Best of facial recognition
With that in mind, let’s take a look at some different home security cameras and highlight areas where they excel. Here’s a list of facial recognition cameras we’ve tested recently:
- Honeywell Smart Home Security
- Nest Cam IQ Indoor
- Nest Cam IQ Outdoor
- Nest Hello
- Netatmo Welcome
- Tend Secure Lynx
- Tend Secure Lynx Pro
- Wisenet SmartCam N1
Best value: Tend Secure Lynx
The Tend Secure Lynx only costs $60. Given that, I was skeptical that this camera would deliver, but it does. Not only does the camera itself perform well and offer some nice features like free seven-day event-based video clip storage, but it also has facial recognition.
Create your database of familiar faces, and the Lynx takes over. There is a bit of a learning curve as it becomes familiar with each face, but it’s a very good option if you want an inexpensive indoor home security camera with decent facial recognition.
Best outdoor camera: Nest Hello
The Nest Hello isn’t a traditional home security camera. It’s actually a video doorbell that you hardwire and swap in where your existing wired doorbell is installed.
At $229, the Hello isn’t cheap, but it comes with an incredible list of features and very good facial recognition. The snag is that you do have to pay for facial recognition, so that means you have to subscribe to the Nest Aware cloud subscription service. Learn more about Nest Aware.

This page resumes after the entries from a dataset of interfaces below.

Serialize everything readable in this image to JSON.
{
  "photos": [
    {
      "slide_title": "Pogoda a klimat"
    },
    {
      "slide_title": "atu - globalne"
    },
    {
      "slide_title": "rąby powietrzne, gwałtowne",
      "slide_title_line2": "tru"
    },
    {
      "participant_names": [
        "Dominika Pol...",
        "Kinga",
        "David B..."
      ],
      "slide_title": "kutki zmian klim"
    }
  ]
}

Again, this isn’t a budget option, but if you want to get an alert that says who’s at your front door, it’s an easy choice.
Best smart home support: Nest Cam IQ Indoor

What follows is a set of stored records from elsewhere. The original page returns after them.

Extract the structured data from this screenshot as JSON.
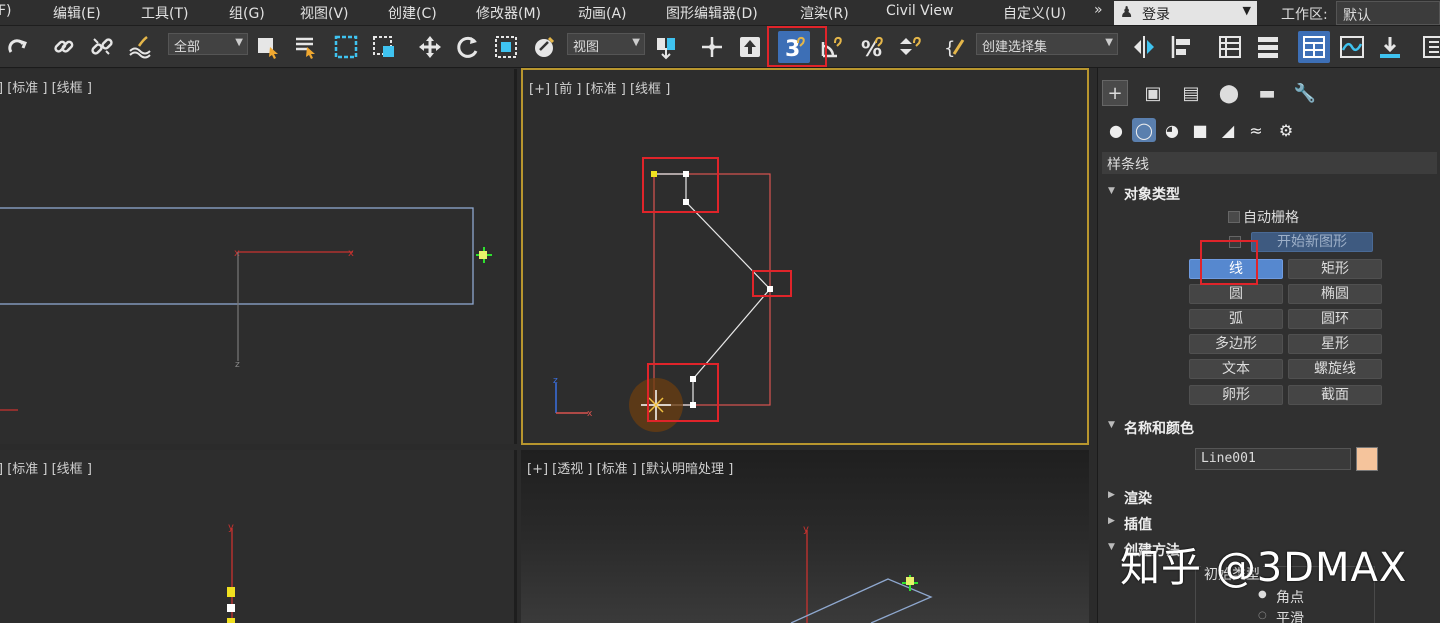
{
  "menubar": {
    "items": [
      "F)",
      "编辑(E)",
      "工具(T)",
      "组(G)",
      "视图(V)",
      "创建(C)",
      "修改器(M)",
      "动画(A)",
      "图形编辑器(D)",
      "渲染(R)",
      "Civil View",
      "自定义(U)"
    ],
    "chevron": "»",
    "login": "登录",
    "workspace_label": "工作区:",
    "workspace_value": "默认"
  },
  "toolbar": {
    "selection_filter": "全部",
    "ref_coord": "视图",
    "snap_toggle": "3",
    "named_selection": "创建选择集",
    "icons": [
      "redo-icon",
      "link-icon",
      "unlink-icon",
      "bind-spacewarp-icon",
      "select-object-icon",
      "select-by-name-icon",
      "rect-region-icon",
      "window-crossing-icon",
      "move-icon",
      "rotate-icon",
      "scale-icon",
      "placement-icon",
      "mirror-icon",
      "align-icon",
      "snap-3d-icon",
      "angle-snap-icon",
      "percent-snap-icon",
      "spinner-snap-icon",
      "edit-named-sel-icon",
      "layer-explorer-icon",
      "graphite-icon",
      "scene-explorer-icon",
      "layer-manager-icon",
      "ribbon-icon",
      "curve-editor-icon",
      "schematic-icon"
    ]
  },
  "viewports": {
    "top_left": "] [标准 ] [线框 ]",
    "top_right": "[+] [前 ] [标准 ] [线框 ]",
    "bottom_left": "] [标准 ] [线框 ]",
    "bottom_right": "[+] [透视 ] [标准 ] [默认明暗处理 ]"
  },
  "panel": {
    "category": "样条线",
    "object_type_title": "对象类型",
    "autogrid": "自动栅格",
    "start_new_shape": "开始新图形",
    "buttons": [
      [
        "线",
        "矩形"
      ],
      [
        "圆",
        "椭圆"
      ],
      [
        "弧",
        "圆环"
      ],
      [
        "多边形",
        "星形"
      ],
      [
        "文本",
        "螺旋线"
      ],
      [
        "卵形",
        "截面"
      ]
    ],
    "name_color_title": "名称和颜色",
    "object_name": "Line001",
    "object_color": "#f5c49c",
    "rollouts": [
      "渲染",
      "插值",
      "创建方法"
    ],
    "initial_type_label": "初始类型",
    "radio_corner": "角点",
    "radio_smooth": "平滑"
  },
  "watermark": "知乎 @3DMAX",
  "colors": {
    "highlight_red": "#e0242a",
    "active_blue": "#5688cf",
    "active_viewport_border": "#b8962e"
  }
}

The $299 Nest Cam IQ Indoor is very similar to the Nest Hello doorbell. It has facial recognition (if you sign up for a Nest Aware subscription) and lets you know who walks in front of the camera’s field of you with consistent accuracy.
But it also has some additional benefits. Because it is an indoor camera, Nest gave it an integrated Google Assistant speaker. That means the camera essentially doubles as a Google Home speaker and can answer basic questions like what the current weather or traffic is in your area — and control a variety of Google-Assistant-enabled smart home devices. It also works with Amazon Alexa.

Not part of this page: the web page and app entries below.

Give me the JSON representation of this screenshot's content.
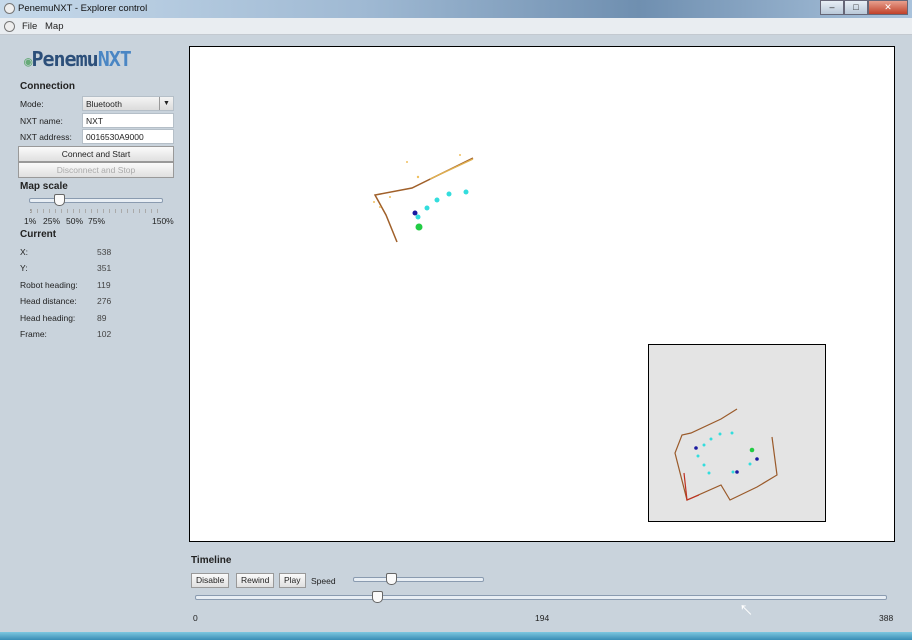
{
  "window": {
    "title": "PenemuNXT - Explorer control",
    "minimize": "–",
    "maximize": "□",
    "close": "✕"
  },
  "menu": [
    "File",
    "Map"
  ],
  "logo": {
    "part1": "Penemu",
    "part2": "NXT"
  },
  "connection": {
    "heading": "Connection",
    "mode_label": "Mode:",
    "mode_value": "Bluetooth",
    "name_label": "NXT name:",
    "name_value": "NXT",
    "address_label": "NXT address:",
    "address_value": "0016530A9000",
    "connect_button": "Connect and Start",
    "disconnect_button": "Disconnect and Stop"
  },
  "map_scale": {
    "heading": "Map scale",
    "ticks": [
      "1%",
      "25%",
      "50%",
      "75%",
      "150%"
    ],
    "value_percent": 25
  },
  "current": {
    "heading": "Current",
    "rows": [
      {
        "label": "X:",
        "value": "538"
      },
      {
        "label": "Y:",
        "value": "351"
      },
      {
        "label": "Robot heading:",
        "value": "119"
      },
      {
        "label": "Head distance:",
        "value": "276"
      },
      {
        "label": "Head heading:",
        "value": "89"
      },
      {
        "label": "Frame:",
        "value": "102"
      }
    ]
  },
  "timeline": {
    "heading": "Timeline",
    "disable": "Disable",
    "rewind": "Rewind",
    "play": "Play",
    "speed_label": "Speed",
    "speed_fraction": 0.29,
    "frame": 102,
    "min_label": "0",
    "mid_label": "194",
    "max_label": "388"
  },
  "colors": {
    "wall": "#b5651d",
    "sensor": "#f0c060",
    "robot_path": "#33dddd",
    "robot": "#1a1aa0",
    "current": "#22cc44"
  }
}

Best features: Tend Secure Lynx Pro
From a features standpoint, the Lynx Pro by Tend Secure really delivers. For $150 you get free seven-day event-based video clip storage, a weatherproof exterior that can go inside or out and battery backup. It also has internal local storage and support for Amazon Alexa and Google Assistant.
That’s all great, but the Lynx Pro wasn’t the best performer in terms of facial recognition. It regularly struggled to see faces, and when it did, it often struggled to identify them correctly.
Best overall: Nest Hello
If we’re talking about sheer facial-recognition capabilities, the Nest Hello, the Nest Cam IQ Indoor and the Nest Cam IQ Outdoor (all of which are essentially the same camera), win by far. Of those models, the Nest Hello is my top pick because it’s the least expensive of the three and has the most opportunity to give you important information about who’s at your front door.
That seems more relevant in terms of facial recognition than tracking who is already inside your house like the IQ Indoor cam, and its location as a doorbell at eye level has the best chance of seeing the most visitors (although I suppose you could install the $349 IQ Outdoor cam at eye level, too, if you wanted).
That said, if you’re just searching for a solid budget camera with decent facial recognition too, the $60 Tend Secure Lynx is plenty capable. We’ll continue to track the trend of facial recognition as a feature in home security cameras and provide updates along the way. Given that the market is increasingly adding affordable sub-$100 cameras into the mix, there might soon be a competent competitor to the Tend Secure Lynx worth testing out.